Both sides to the conflict are currently attending talks in Sweden, with the status of Hodeida – which is one of the biggest battle grounds in Yemen at present – a key part of the talks.
Hodeidah port is an entry point for much of the country’s aid, and its destruction in the fighting could likely lead to widespread famine, the humanitarian community has warned.
On Saturday, the Houthi’s top negotiator called for the port to be declared a neutral zone and the capital Sanaa’s airport be put under UN control.
“It (Hodeidah) should be a neutral zone apart from the conflict, and the military brigades that came from outside Hodeidah province should leave,” Houthi negotiator, Mohammed Abdusalam, told Reuters.

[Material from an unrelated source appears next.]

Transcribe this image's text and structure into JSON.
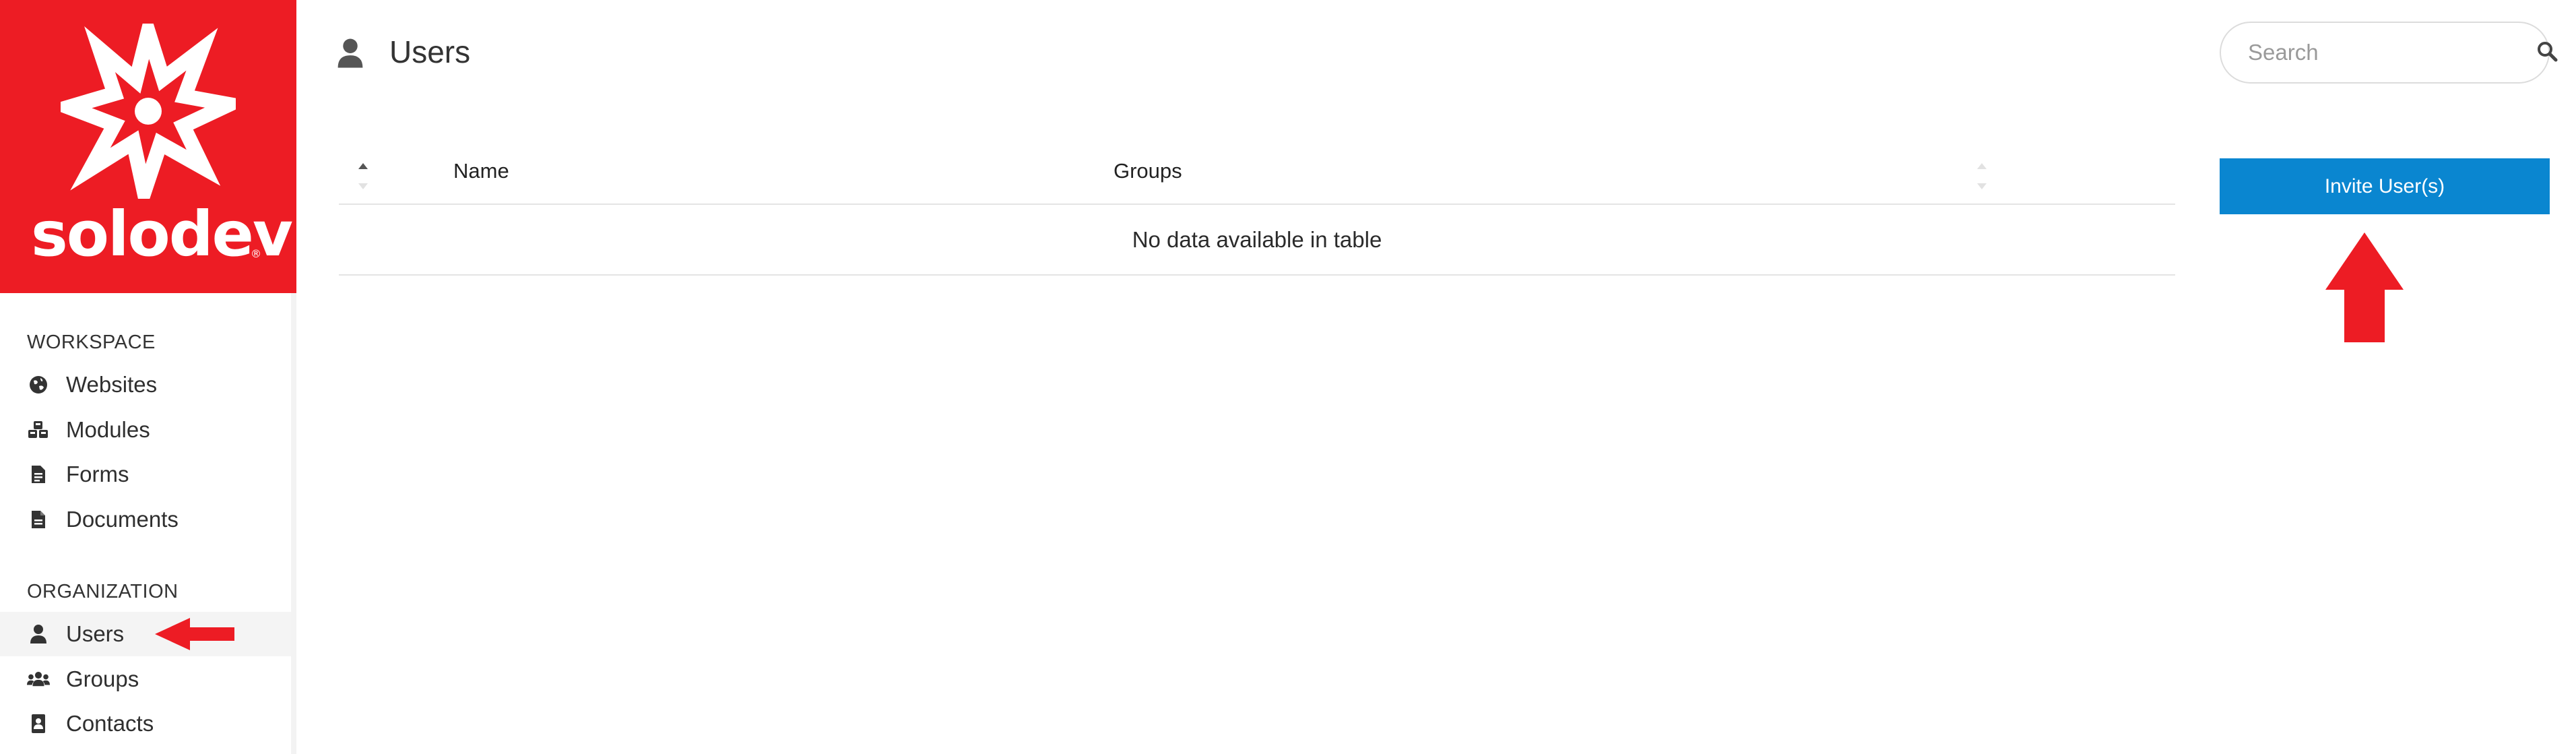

Abdusalam added that Houthi militia could pull out of the city if the city if the UAE-Saudi-led offensive on Hodeidah ends.
“There will be no need for military presence there if battles stop… Hodeidah is an economic hub and it should stay that way for the sake of all Yemenis,” he said.
“We have proposed to the UN to oversee the port and supervise its logistics… inspections, revenues and all the technical issues.”
He did not say who should control of the city if both forces leave.
Earlier, Foreign Minister Khaled al-Yamani said that the government demanded the unconditional withdrawal of Houthi rebels from Hodeida.
“As concerns the port… We accept that it works under the administration that ran the port in 2014, and we are ready to coordinate with the UN on supervision and the reinforcement of port operations,” said Yamani.
He also said that the airport in the rebel-controlled capital could be reopened, but that the one in the government-controlled, southern city of Aden should be Yemen’s main airport.
“We are ready to reopen Sanaa international airport today… but we have a vision that Aden will be the sovereign airport of Yemen,” he told AFP.
Saturday saw the third day of talks in Sweden, although UN officials have downplayed hopes of a breakthrough in talks between the two bitterly opposed sides.
The peace talks in Sweden mark the first attempt in two years to broker an end to the Yemen conflict, which has killed at least 10,000 people since the war escalated in 2015 with the intervention of Saudi Arabia and the UAE.